As I drove through each stoplight and pothole (the main disadvantages of taking side streets in this town) I realized that I wouldn't know half of those roads were it not for my husband Lupe. He is notorious for taking side streets wherever we go, And I say "notorious" because HE does it at the most inconvenient times, like when we're in a rush to go see a movie. Or when we're already late to meet friends for dinner. He says it's because he's avoiding traffic and it's "faster." I used to argue with him about his "it's faster" defense, but I have found that I'm better off keeping my mouth shut and avoiding a raise in my blood pressure. Besides, it's better to get there late rather than never. 

Although, I am usually annoyed by his "side street" route taking, I found that I was uber thankful for this habit of his on Thursday. Because without him and his frustrating habit, I would not have made it to my Dr.'s appointment on my own.  

While at the doctor's office I thought about how the side streets we often forget to take are like the spouses/partners of those of us who live with chronic illness/pain. (Of course I think these things, I'm a writer) Those of us who are ill are the major freeway, always hustling and bustling. So much going on with pills, prescriptions, appointments, allergens, pain, progress etc. etc. Our spouses/partners (if they are good to us) take care of us, support us and love us despite it all. They celebrate our pain free days with us, and comfort us during our darkest nights. 

BUT, after all is said and done, what about them? We must not forget that they too have goals, dreams, heartache and hopes for their own future. That they too accomplish so much on an every day basis and it is our responsibility as a spouse/partner to celebrate those accomplishments in whatever way we can. We cannot risk losing our marriages/relationships because it all becomes about us all the time. 

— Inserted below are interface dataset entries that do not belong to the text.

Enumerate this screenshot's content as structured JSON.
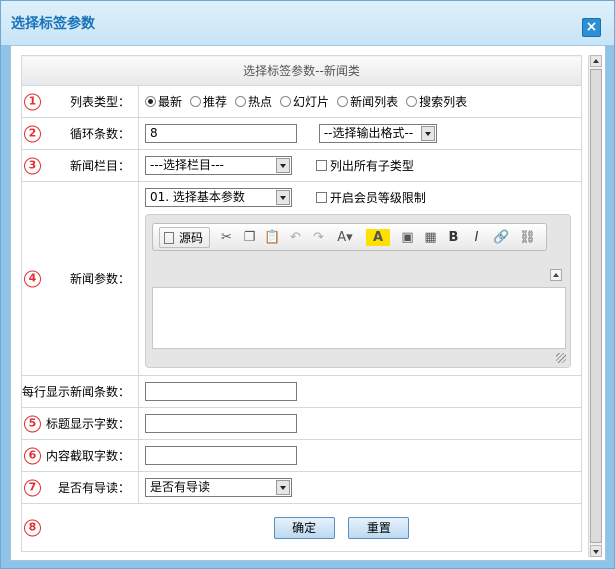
{
  "window": {
    "title": "选择标签参数",
    "close_glyph": "×"
  },
  "form": {
    "header": "选择标签参数--新闻类",
    "rows": {
      "list_type": {
        "number": "1",
        "label": "列表类型：",
        "options": [
          "最新",
          "推荐",
          "热点",
          "幻灯片",
          "新闻列表",
          "搜索列表"
        ],
        "selected": "最新"
      },
      "loop_count": {
        "number": "2",
        "label": "循环条数：",
        "value": "8",
        "format_select": "--选择输出格式--"
      },
      "category": {
        "number": "3",
        "label": "新闻栏目：",
        "select_value": "---选择栏目---",
        "checkbox_label": "列出所有子类型"
      },
      "params": {
        "number": "4",
        "label": "新闻参数：",
        "select_value": "01. 选择基本参数",
        "checkbox_label": "开启会员等级限制",
        "editor_source_label": "源码"
      },
      "per_row": {
        "label": "每行显示新闻条数：",
        "value": ""
      },
      "title_chars": {
        "number": "5",
        "label": "标题显示字数：",
        "value": ""
      },
      "content_chars": {
        "number": "6",
        "label": "内容截取字数：",
        "value": ""
      },
      "has_intro": {
        "number": "7",
        "label": "是否有导读：",
        "select_value": "是否有导读"
      },
      "actions": {
        "number": "8",
        "confirm": "确定",
        "reset": "重置"
      }
    }
  },
  "icons": {
    "source": "document-icon",
    "cut": "scissors-icon",
    "copy": "copy-icon",
    "paste": "paste-icon",
    "undo": "undo-icon",
    "redo": "redo-icon",
    "font_color": "font-color-icon",
    "highlight": "highlight-icon",
    "image": "image-icon",
    "table": "table-icon",
    "bold": "bold-icon",
    "italic": "italic-icon",
    "link": "link-icon",
    "unlink": "unlink-icon"
  },
  "colors": {
    "accent": "#1a73b8",
    "marker": "#e03030",
    "frame": "#8fc4e8"
  }
}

For example, Lupe is an accomplished writer and a great teacher. On his best days he is getting published or being asked to read at a local University, or coffee shop. I do my best to celebrate these successes by attending the reading or baking his favorite dessert. If I don't have the energy to do either of those I send a simple congratulatory note on Facebook or via text. It's not much but he knows I'm listening and I care. 

On his worst days, he feels like a failed teacher or an incompetent writer and sulks by playing video games or fishing for compliments. So, I give him compliments, don't complain about the endless hours of Left for Dead game playing and again I bake something just for him. I give him hugs despite my self-proclaimed claustrophobia and strong aversion to hugs. (Because sometimes he squeezes too hard and my tender muscles ache and hurt when he does that) 

On his great days and horrible days I try to not bring up Scleroderma, or the side-effects or anything about me. I realize, during those times that the chronic illness freeway is closed and our marriage MUST take a detour on the side street of his life/his needs in order to survive. 

In my mind, I hear the GPS lady saying "recalculating...recalculating" and I know what I have to do.  

I change our usual route and head straight for the back roads and side streets,  and in the end I am always happy that I did.